On relocation to Nevada in 1968, I was hired by the Research Division of the Legislative Counsel Bureau.
In 1980, I was an official Nevada delegate to the Democratic Convention in New York City. I served as the Minute Clerk in the Nevada State Senate in 1981 and returned to the Research Division, LCB, upon adjournment of that session. I retired in 1993.
During the 2003 Legislative Session I was secretary to Assemblywoman Peggy Pierce (D-Las Vegas). That’s where I was when President Bush as Commander-in-Chief authorized the March invasion of Iraq to “topple the regime of Saddam Hussein.” At that time, the President was quoted as justifying the action because “he (Hussein) tried to kill my daddy.”
I remain concerned about the current status of the U.S.A. I am particularly worried about the misinterpretation of the Bill of Rights, Declaration of Independence, and Constitution of the United States. Primarily, these violations of the laws of our nation have been perpetrated by President Bush and members of his administration.
Yet our elected senators and representatives in Congress seem unable or unwilling to truly challenge the irresponsible activities of this administration; where are members on “both sides of the aisle” willing to stand up and speak on behalf of we, the people?
The president is a Republican but, once elected, any president regardless of party affiliation should represent the entire citizenry.
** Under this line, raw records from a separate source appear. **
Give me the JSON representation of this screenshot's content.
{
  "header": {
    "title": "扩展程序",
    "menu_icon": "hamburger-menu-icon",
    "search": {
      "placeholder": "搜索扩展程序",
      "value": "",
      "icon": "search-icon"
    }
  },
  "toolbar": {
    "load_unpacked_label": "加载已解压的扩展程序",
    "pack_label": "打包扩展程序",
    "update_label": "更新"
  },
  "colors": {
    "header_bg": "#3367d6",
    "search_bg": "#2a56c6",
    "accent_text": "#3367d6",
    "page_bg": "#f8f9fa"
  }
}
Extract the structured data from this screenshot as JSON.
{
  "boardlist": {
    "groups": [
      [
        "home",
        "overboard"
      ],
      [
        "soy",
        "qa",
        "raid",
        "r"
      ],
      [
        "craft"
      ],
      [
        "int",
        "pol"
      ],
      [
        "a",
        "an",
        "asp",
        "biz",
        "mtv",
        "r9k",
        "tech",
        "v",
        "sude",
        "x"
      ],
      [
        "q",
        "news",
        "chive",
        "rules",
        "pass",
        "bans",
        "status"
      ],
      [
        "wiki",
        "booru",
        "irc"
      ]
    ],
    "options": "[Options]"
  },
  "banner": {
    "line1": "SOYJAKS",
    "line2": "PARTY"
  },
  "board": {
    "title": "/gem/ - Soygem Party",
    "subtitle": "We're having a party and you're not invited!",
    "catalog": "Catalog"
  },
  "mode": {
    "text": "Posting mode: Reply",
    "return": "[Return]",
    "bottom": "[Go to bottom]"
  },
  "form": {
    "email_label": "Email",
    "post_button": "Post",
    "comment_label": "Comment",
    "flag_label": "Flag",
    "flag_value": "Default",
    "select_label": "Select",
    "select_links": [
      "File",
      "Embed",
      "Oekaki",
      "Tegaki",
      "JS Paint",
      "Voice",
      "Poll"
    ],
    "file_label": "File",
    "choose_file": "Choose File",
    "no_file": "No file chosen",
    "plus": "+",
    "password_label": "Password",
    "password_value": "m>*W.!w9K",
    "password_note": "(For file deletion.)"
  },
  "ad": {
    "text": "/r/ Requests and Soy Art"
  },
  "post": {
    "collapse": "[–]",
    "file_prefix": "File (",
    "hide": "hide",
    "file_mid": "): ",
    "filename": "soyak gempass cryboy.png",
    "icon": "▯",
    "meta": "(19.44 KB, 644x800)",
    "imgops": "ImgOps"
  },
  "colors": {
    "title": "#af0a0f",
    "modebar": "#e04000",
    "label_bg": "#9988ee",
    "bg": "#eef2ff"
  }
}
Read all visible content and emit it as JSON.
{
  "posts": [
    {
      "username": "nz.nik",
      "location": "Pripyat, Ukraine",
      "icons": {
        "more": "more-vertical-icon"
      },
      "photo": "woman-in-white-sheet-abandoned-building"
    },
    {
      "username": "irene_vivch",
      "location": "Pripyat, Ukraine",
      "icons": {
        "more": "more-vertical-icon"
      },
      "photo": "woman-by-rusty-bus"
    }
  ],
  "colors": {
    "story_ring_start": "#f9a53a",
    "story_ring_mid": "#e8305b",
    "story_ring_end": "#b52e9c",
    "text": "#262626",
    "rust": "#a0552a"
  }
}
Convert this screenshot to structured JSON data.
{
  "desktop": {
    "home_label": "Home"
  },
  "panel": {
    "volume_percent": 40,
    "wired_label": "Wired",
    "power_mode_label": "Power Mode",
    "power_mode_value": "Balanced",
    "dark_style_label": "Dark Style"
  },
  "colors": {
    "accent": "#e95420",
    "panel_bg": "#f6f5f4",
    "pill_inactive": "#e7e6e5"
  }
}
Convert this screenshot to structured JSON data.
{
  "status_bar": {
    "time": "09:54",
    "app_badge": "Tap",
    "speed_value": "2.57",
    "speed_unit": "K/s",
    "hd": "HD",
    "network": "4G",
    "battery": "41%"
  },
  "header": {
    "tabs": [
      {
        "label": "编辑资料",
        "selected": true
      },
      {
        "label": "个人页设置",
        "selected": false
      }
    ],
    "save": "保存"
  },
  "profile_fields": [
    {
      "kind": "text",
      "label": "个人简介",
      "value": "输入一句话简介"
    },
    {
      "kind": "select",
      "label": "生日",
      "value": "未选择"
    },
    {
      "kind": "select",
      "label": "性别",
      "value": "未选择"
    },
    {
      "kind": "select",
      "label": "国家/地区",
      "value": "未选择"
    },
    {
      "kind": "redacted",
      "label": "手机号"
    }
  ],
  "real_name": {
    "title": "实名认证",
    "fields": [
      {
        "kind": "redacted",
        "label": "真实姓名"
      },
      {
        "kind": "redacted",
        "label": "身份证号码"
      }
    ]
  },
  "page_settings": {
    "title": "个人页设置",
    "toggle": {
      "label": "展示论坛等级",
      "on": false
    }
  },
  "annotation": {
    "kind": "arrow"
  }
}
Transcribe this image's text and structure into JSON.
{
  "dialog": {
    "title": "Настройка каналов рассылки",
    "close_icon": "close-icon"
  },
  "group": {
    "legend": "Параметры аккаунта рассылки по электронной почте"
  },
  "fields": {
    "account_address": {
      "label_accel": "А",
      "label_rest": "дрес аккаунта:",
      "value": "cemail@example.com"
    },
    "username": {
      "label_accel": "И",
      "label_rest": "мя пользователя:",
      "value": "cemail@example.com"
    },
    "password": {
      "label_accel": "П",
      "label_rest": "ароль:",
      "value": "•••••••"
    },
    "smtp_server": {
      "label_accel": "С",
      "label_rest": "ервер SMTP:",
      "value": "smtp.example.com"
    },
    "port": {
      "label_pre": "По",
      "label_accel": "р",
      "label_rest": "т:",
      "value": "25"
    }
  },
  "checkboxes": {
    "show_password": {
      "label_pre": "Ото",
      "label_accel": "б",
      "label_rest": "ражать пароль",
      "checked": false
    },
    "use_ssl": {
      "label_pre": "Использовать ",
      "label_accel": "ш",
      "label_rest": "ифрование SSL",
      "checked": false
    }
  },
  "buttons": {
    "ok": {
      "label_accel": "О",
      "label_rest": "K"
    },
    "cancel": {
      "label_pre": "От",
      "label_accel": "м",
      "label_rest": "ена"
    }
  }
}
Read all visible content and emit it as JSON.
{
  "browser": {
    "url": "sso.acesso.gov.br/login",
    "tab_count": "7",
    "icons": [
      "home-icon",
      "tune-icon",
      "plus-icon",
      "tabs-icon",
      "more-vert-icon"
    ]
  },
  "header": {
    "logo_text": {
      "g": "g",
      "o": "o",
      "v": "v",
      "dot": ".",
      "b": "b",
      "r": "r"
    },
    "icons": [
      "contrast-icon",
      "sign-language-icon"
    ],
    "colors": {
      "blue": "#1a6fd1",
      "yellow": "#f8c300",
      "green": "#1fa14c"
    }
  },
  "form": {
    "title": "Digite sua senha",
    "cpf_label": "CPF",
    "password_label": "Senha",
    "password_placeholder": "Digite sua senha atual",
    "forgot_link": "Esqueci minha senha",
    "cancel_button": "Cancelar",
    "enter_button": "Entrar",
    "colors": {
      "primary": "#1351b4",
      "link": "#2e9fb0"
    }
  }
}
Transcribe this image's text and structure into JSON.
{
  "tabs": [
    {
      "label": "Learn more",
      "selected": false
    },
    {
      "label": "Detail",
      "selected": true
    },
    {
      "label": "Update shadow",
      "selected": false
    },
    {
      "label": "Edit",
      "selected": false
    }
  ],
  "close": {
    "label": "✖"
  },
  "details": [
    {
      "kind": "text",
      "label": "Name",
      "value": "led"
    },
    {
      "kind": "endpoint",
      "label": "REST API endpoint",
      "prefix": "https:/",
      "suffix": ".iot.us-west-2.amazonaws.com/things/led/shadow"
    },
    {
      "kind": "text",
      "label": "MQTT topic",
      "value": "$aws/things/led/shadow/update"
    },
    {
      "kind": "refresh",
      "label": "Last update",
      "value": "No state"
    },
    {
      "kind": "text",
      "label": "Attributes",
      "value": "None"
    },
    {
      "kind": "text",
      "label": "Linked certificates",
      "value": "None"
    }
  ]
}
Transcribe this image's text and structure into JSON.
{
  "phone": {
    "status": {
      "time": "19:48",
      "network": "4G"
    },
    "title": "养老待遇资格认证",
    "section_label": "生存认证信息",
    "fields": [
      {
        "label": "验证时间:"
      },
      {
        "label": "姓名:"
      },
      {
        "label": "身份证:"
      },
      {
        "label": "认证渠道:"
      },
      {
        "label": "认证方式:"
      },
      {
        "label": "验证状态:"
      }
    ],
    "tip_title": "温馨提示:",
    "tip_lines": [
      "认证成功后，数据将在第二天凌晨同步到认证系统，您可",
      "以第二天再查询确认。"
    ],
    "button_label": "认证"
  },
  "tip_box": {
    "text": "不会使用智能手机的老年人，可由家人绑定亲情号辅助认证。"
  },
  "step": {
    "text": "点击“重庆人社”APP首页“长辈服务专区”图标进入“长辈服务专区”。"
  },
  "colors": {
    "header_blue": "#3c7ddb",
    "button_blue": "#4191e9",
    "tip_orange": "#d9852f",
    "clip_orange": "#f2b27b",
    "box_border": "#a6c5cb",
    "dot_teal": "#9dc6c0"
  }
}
He disregards all grassroots expressions of discontent with the conduct of the war in Iraq. He refuses to consider that it could be time to bring our troops home.
While he vacillates, our military men and women continue to be critically injured and killed in Iraq. All the “Mission Accomplished” photo ops in the world cannot change these facts.
Am I against our continued presence in Iraq? You bet! Does this mean I do not support our troops? Wrong! My father was in the Navy in World War I. My brother served in the Navy during World War II, and my two sons were drafted during the Vietnam War.
Two of my grandsons, who are brothers, are both staff sergeants in the U.S. Army and veterans of the Iraq war. They were a part of the early “boots on the ground.” Fortunately, neither Steve nor Sean was physically injured in their deployment. But Sean still carries the sad memory of cradling a dying comrade in his arms.
It is ironic that President Bush has expanded his original aim to topple the Saddam Hussein regime in Iraq to developing a new “regime” and a democratic country that “respects the rights of its people and upholds the rule of law.” What an idea, expecting a country that has existed since the eighth century – first as Mesopotamia and then as Iraq – to create a new government that will uphold the rule of law. Perhaps this latest concept would be more credible if President Bush and his administration would uphold the rule of law in America.
In conclusion, I respectfully urge our congressional officials, i.e., Senate Majority Leader Harry Reid (D), Senator John Ensign (R), Reps. Jon Porter (R) and Dean Heller (R) to be more aggressive in seeking a fair and honest dialogue about the conduct of what I and many others consider to be the ill-advised war in Iraq.
• Ellen Nelson is a longtime resident of Carson City and is retired from the Legislative Counsel Bureau. She is the former executive director of Common Cause Nevada, a non-profit, non-partisan citizens’ lobby organization. John L. Smith’s column normally runs in this space and will return next week.